This month, Nature Human Behaviour published their first Registered Reports.
Skylar Brannon and colleagues show that, counter to predictions, exogenous testosterone increased sensitivity to norms in moral dilemmas.
Joyce He and Stéphane Côté find that self-insight into emotional and cognitive abilities is not related to higher adjustment. Read the story behind the paper here.
Nature Sustainability published two papers on shifts to sustainable diets.
Yuki Asano and Gesa Biermann find an increase in vegan and vegetarian recipes in an analysis of over 240,000 online recipes, and in users switching to and keeping these diets.
Sibel Eker and coauthors link a behavioural diet shift model to an integrated assessment model to identify the main drivers of global diet change and its implications for the food system.
Two papers examined the link between memory and perception.
Chunye Teng and Dwight Kravitz demonstrate bidirectional interference between visual working memory and low-level perception. (Nature Human Behaviour)
Maryam Hasantash and colleagues show that memory has a paradoxical impact on color appearance that is selective for faces when retinal mechanisms of color vision are impaired. (Nature Communications)
Other research published this month:
Jessica Jewell and coauthors estimate the climate impact of early retirement of coal power plants by members of the Powering Past Coal Alliance, and the prospects for expanding the alliance. Read the story behind the paper here. (Nature Climate Change)
Francisco Alpízar and colleagues test the impacts of a capacity-building workshop in a randomized adaptation project in Costa Rica. Read the story behind the paper here. (Nature Climate Change)
Paul Brockway and coauthors find that fossil fuels might have final energy return-on-investment ratios similar to renewables. (Nature Energy)
Ching Jin and coauthors find that early growth patterns in substitutive systems follow power laws rather than exponentials. Read the story behind the paper here. (Nature Human Behaviour)
Pontus Strimling and colleagues propose and validate a model that explains the connection between ideology and moral opinions. (Nature Human Behaviour)
Brooke Scelza and collaborators find that patterns of paternal investment predict cross-cultural variation in jealous response. Read the story behind the paper here. (Nature Human Behaviour)
Nim Tottenham and colleagues demonstrate young children switched to a preference for an aversive conditioned stimulus if acquisition occurred in the presence of their parent (Nature Human Behaviour)
Matthew Lebowitz and coauthors find that people think prosocial behaviour is more influenced by genetics than antisocial behaviour. (Nature Human Behaviour)

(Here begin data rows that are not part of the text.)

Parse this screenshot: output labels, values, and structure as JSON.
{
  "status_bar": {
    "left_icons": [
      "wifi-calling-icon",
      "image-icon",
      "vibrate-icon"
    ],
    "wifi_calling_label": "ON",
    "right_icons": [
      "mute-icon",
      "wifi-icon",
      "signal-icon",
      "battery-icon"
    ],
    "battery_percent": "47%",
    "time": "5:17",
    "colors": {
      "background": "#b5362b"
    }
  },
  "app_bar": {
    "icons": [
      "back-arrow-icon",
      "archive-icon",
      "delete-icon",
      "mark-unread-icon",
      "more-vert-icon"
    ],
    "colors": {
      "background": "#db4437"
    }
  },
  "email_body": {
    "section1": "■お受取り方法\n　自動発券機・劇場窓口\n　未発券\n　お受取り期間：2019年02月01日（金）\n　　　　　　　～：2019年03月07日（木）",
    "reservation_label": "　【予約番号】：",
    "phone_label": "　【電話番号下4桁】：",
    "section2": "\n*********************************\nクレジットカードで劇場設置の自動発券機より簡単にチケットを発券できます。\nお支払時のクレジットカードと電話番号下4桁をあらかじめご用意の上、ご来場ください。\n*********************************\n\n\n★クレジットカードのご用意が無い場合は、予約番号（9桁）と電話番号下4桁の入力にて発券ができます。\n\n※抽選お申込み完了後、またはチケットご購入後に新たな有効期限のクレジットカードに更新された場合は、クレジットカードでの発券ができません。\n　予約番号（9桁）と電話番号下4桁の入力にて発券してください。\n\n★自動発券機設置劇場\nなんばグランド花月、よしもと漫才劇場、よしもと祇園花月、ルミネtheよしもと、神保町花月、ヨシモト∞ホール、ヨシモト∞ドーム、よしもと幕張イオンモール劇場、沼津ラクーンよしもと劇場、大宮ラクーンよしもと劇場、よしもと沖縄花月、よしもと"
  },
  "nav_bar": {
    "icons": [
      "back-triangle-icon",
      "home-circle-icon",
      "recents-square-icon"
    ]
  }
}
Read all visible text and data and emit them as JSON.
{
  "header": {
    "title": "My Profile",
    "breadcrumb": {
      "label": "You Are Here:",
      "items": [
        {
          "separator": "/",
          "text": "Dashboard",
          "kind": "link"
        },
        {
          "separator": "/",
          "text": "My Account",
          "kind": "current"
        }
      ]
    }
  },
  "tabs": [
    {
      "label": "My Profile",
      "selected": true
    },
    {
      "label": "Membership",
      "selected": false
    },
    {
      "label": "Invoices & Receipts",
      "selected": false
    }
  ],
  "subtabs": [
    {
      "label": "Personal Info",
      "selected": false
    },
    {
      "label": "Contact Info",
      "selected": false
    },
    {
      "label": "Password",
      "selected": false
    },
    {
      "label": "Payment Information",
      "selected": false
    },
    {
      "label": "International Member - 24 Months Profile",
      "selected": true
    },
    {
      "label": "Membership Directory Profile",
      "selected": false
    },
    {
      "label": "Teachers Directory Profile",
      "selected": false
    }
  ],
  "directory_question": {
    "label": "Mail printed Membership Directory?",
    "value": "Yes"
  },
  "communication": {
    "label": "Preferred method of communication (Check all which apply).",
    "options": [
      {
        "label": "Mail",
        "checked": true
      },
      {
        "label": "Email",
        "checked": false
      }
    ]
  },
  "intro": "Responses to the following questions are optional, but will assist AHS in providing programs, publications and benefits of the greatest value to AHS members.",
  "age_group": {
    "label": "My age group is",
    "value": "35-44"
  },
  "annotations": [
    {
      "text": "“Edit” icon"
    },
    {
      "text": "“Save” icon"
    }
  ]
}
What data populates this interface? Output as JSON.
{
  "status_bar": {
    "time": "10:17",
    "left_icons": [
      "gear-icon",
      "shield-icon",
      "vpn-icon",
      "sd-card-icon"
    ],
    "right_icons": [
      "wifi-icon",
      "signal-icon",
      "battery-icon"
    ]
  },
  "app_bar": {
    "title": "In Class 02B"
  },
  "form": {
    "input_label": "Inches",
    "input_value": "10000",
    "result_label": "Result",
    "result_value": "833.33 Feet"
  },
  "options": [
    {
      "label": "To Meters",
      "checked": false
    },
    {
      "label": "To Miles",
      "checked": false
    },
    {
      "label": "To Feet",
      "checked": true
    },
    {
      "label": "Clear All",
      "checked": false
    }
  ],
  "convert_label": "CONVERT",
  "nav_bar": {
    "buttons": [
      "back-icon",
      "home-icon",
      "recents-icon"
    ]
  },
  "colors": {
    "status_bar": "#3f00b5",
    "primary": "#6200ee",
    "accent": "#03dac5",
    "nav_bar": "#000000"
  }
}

Peter Schwardmann and Joël van der Weele show that people self-deceive into higher confidence if they have the opportunity to persuade others for profit, and that higher confidence aides persuasion. Read the story behind the paper here. (Nature Human Behaviour)
An Zeng and coauthors analyze scientific publication data to understand how often scientists switch topics, how topic switching has changed over time, and how it relates to research productivity. (Nature Communications)
Duje Tadin and colleagues demonstrate that spatial suppression of background motion signals is critical for rapid segmentation of moving objects. (Nature Communications)
Christopher Hoover and collaborators model effects of prawn aquaculture on poverty alleviation and schistosomiasis control in sub-Saharan Africa. (Nature Sustainability)
Rodrigo Cámara-Leret and Zoe Dennehy analyze indigenous and local knowledge on plant uses in New Guinea. (Nature Sustainability)
Eva-Marie Meemken and colleagues conduct a survey among workers in the cocoa sector in Cote d’Ivoire and their employers to determine the impact of Fairtrade on worker wages and working conditions in the small farm sector. (Nature Sustainability)
William Jaeger and coauthors use the Willamette River Valley in Oregon as a case study for how to use coupled human–natural systems to mitigate drought. (Nature Sustainability)
Haikun Wang and collaborators show that the challenges faced by individual types of Chinese cities in realizing low-carbon development differ significantly depending on economic structure, urban form and geographical location. (Nature Sustainability)